• WHAT TO PRODUCE
Find the lines in the records that carry the word "links". Copy each one.

• EXERCISE DATA
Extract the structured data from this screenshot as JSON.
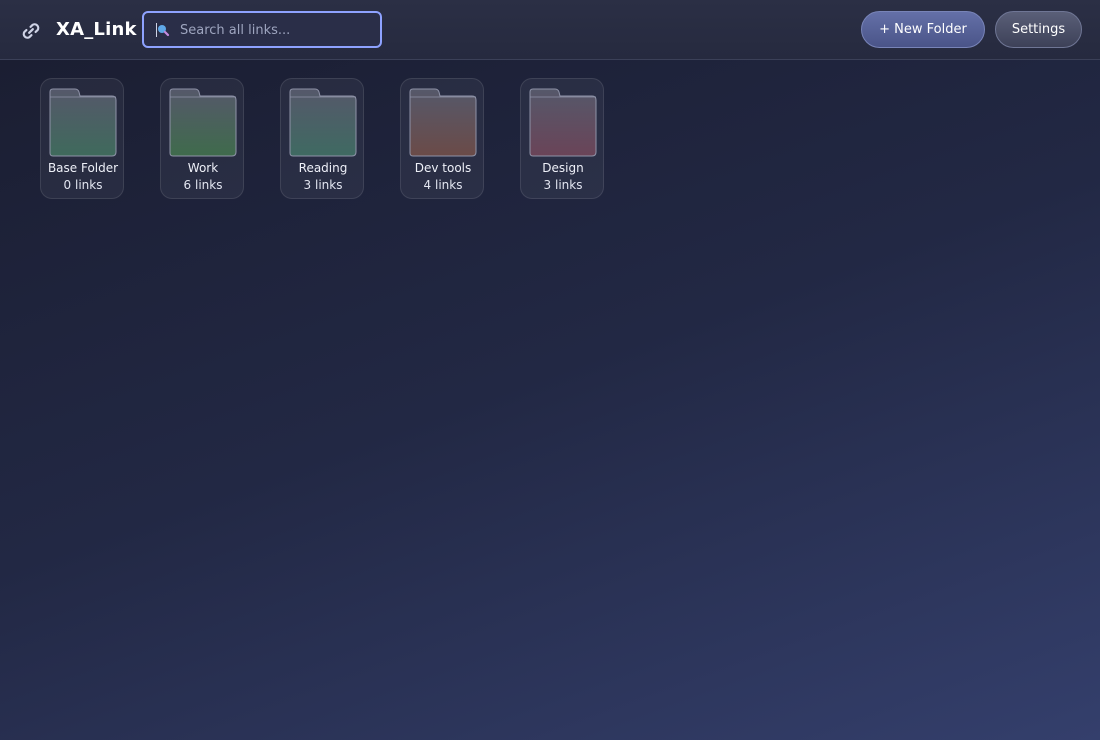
{
  "app": {
    "title": "XA_Link",
    "logo_icon": "link-icon"
  },
  "search": {
    "placeholder": "Search all links...",
    "value": "",
    "icon": "search-icon",
    "accent": "#8ea2ff"
  },
  "toolbar": {
    "new_folder_label": "+ New Folder",
    "settings_label": "Settings"
  },
  "folders": [
    {
      "name": "Base Folder",
      "count": "0 links",
      "tint": "#3f6a5c"
    },
    {
      "name": "Work",
      "count": "6 links",
      "tint": "#3f6b4c"
    },
    {
      "name": "Reading",
      "count": "3 links",
      "tint": "#3f6a62"
    },
    {
      "name": "Dev tools",
      "count": "4 links",
      "tint": "#6b4b48"
    },
    {
      "name": "Design",
      "count": "3 links",
      "tint": "#6a4458"
    }
  ]
}
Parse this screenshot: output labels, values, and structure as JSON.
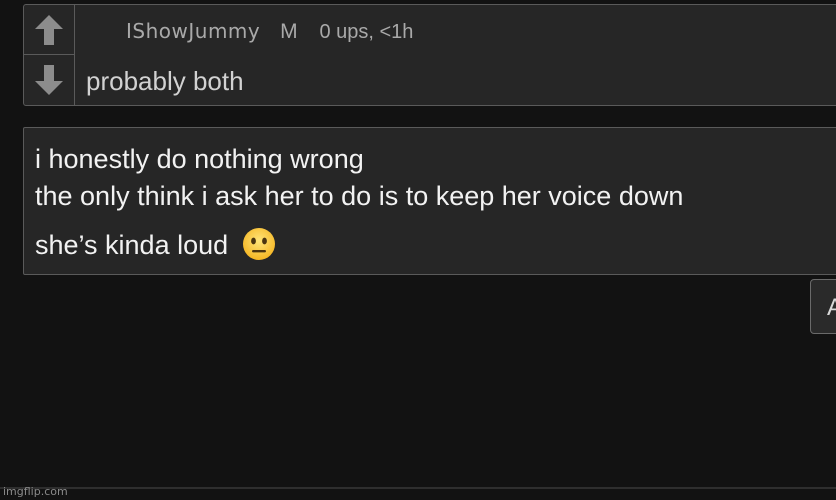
{
  "comment": {
    "username": "IShowJummy",
    "badge": "M",
    "stats": "0 ups, <1h",
    "text": "probably both",
    "upvote_icon": "arrow-up-icon",
    "downvote_icon": "arrow-down-icon"
  },
  "reply": {
    "lines": [
      "i honestly do nothing wrong",
      "the only think i ask her to do is to keep her voice down",
      "she’s kinda loud"
    ],
    "emoji": "neutral-face-emoji"
  },
  "side_button": {
    "label": "A"
  },
  "watermark": "imgflip.com",
  "colors": {
    "background": "#121212",
    "card": "#262626",
    "border": "#5a5a5a",
    "text": "#f2f2f2",
    "meta": "#a9a9a9"
  }
}
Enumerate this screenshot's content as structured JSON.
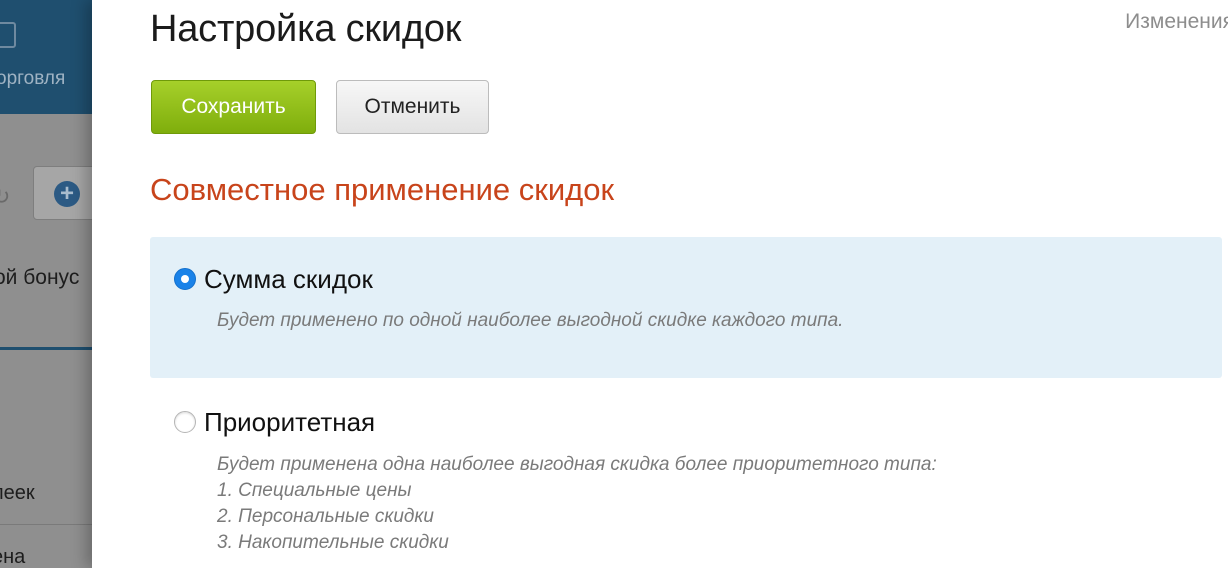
{
  "background": {
    "nav_label": "орговля",
    "bonus_text": "ой бонус",
    "row1": "леек",
    "row2": "ена"
  },
  "panel": {
    "title": "Настройка скидок",
    "history_link": "Изменения",
    "save_label": "Сохранить",
    "cancel_label": "Отменить",
    "section_title": "Совместное применение скидок",
    "options": [
      {
        "label": "Сумма скидок",
        "selected": true,
        "description": [
          "Будет применено по одной наиболее выгодной скидке каждого типа."
        ]
      },
      {
        "label": "Приоритетная",
        "selected": false,
        "description": [
          "Будет применена одна наиболее выгодная скидка более приоритетного типа:",
          "1. Специальные цены",
          "2. Персональные скидки",
          "3. Накопительные скидки"
        ]
      }
    ]
  },
  "colors": {
    "accent_green": "#8fbf14",
    "section_title": "#c8441b",
    "selected_bg": "#e3f0f8",
    "radio_blue": "#1a82e8",
    "header_dark": "#1f4f6f"
  }
}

• FINISHED EXERCISE
    "placeholder": "Search all links...",
      "count": "0 links",
      "count": "6 links",
      "count": "3 links",
      "count": "4 links",
      "count": "3 links",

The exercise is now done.